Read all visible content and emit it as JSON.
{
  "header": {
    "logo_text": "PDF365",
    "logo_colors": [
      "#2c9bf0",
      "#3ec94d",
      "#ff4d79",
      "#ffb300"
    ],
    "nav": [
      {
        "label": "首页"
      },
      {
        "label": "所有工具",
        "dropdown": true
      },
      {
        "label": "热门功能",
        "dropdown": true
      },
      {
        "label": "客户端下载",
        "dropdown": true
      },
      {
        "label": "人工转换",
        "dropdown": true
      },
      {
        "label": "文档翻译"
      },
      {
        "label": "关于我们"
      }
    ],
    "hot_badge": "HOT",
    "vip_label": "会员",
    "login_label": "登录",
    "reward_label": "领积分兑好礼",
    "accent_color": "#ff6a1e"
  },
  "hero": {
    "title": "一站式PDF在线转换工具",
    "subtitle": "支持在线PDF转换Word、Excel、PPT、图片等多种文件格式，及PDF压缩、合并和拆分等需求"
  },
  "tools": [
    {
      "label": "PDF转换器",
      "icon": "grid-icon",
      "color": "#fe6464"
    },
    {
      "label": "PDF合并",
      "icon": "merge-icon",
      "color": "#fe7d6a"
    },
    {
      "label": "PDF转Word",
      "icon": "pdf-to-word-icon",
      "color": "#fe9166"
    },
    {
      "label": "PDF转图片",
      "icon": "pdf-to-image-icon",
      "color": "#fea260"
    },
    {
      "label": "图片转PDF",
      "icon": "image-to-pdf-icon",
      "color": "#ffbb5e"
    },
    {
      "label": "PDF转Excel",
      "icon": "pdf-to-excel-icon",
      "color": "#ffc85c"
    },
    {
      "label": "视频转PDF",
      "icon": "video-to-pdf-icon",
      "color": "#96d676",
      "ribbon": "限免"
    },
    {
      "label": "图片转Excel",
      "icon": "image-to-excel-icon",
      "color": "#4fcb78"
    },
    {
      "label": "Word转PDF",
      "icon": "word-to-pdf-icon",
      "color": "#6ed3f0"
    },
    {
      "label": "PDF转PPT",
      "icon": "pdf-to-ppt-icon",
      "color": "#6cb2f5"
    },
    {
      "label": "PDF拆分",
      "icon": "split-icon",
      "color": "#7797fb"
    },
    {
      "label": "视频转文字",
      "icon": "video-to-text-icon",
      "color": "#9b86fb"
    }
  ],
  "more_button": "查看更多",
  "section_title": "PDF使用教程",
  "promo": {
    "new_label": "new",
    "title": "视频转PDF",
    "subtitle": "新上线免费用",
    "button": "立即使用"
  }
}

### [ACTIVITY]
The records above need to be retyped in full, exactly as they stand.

### [SOLVED PROBLEM]
Read all visible content and emit it as JSON.
{
  "header": {
    "logo_text": "PDF365",
    "logo_colors": [
      "#2c9bf0",
      "#3ec94d",
      "#ff4d79",
      "#ffb300"
    ],
    "nav": [
      {
        "label": "首页"
      },
      {
        "label": "所有工具",
        "dropdown": true
      },
      {
        "label": "热门功能",
        "dropdown": true
      },
      {
        "label": "客户端下载",
        "dropdown": true
      },
      {
        "label": "人工转换",
        "dropdown": true
      },
      {
        "label": "文档翻译"
      },
      {
        "label": "关于我们"
      }
    ],
    "hot_badge": "HOT",
    "vip_label": "会员",
    "login_label": "登录",
    "reward_label": "领积分兑好礼",
    "accent_color": "#ff6a1e"
  },
  "hero": {
    "title": "一站式PDF在线转换工具",
    "subtitle": "支持在线PDF转换Word、Excel、PPT、图片等多种文件格式，及PDF压缩、合并和拆分等需求"
  },
  "tools": [
    {
      "label": "PDF转换器",
      "icon": "grid-icon",
      "color": "#fe6464"
    },
    {
      "label": "PDF合并",
      "icon": "merge-icon",
      "color": "#fe7d6a"
    },
    {
      "label": "PDF转Word",
      "icon": "pdf-to-word-icon",
      "color": "#fe9166"
    },
    {
      "label": "PDF转图片",
      "icon": "pdf-to-image-icon",
      "color": "#fea260"
    },
    {
      "label": "图片转PDF",
      "icon": "image-to-pdf-icon",
      "color": "#ffbb5e"
    },
    {
      "label": "PDF转Excel",
      "icon": "pdf-to-excel-icon",
      "color": "#ffc85c"
    },
    {
      "label": "视频转PDF",
      "icon": "video-to-pdf-icon",
      "color": "#96d676",
      "ribbon": "限免"
    },
    {
      "label": "图片转Excel",
      "icon": "image-to-excel-icon",
      "color": "#4fcb78"
    },
    {
      "label": "Word转PDF",
      "icon": "word-to-pdf-icon",
      "color": "#6ed3f0"
    },
    {
      "label": "PDF转PPT",
      "icon": "pdf-to-ppt-icon",
      "color": "#6cb2f5"
    },
    {
      "label": "PDF拆分",
      "icon": "split-icon",
      "color": "#7797fb"
    },
    {
      "label": "视频转文字",
      "icon": "video-to-text-icon",
      "color": "#9b86fb"
    }
  ],
  "more_button": "查看更多",
  "section_title": "PDF使用教程",
  "promo": {
    "new_label": "new",
    "title": "视频转PDF",
    "subtitle": "新上线免费用",
    "button": "立即使用"
  }
}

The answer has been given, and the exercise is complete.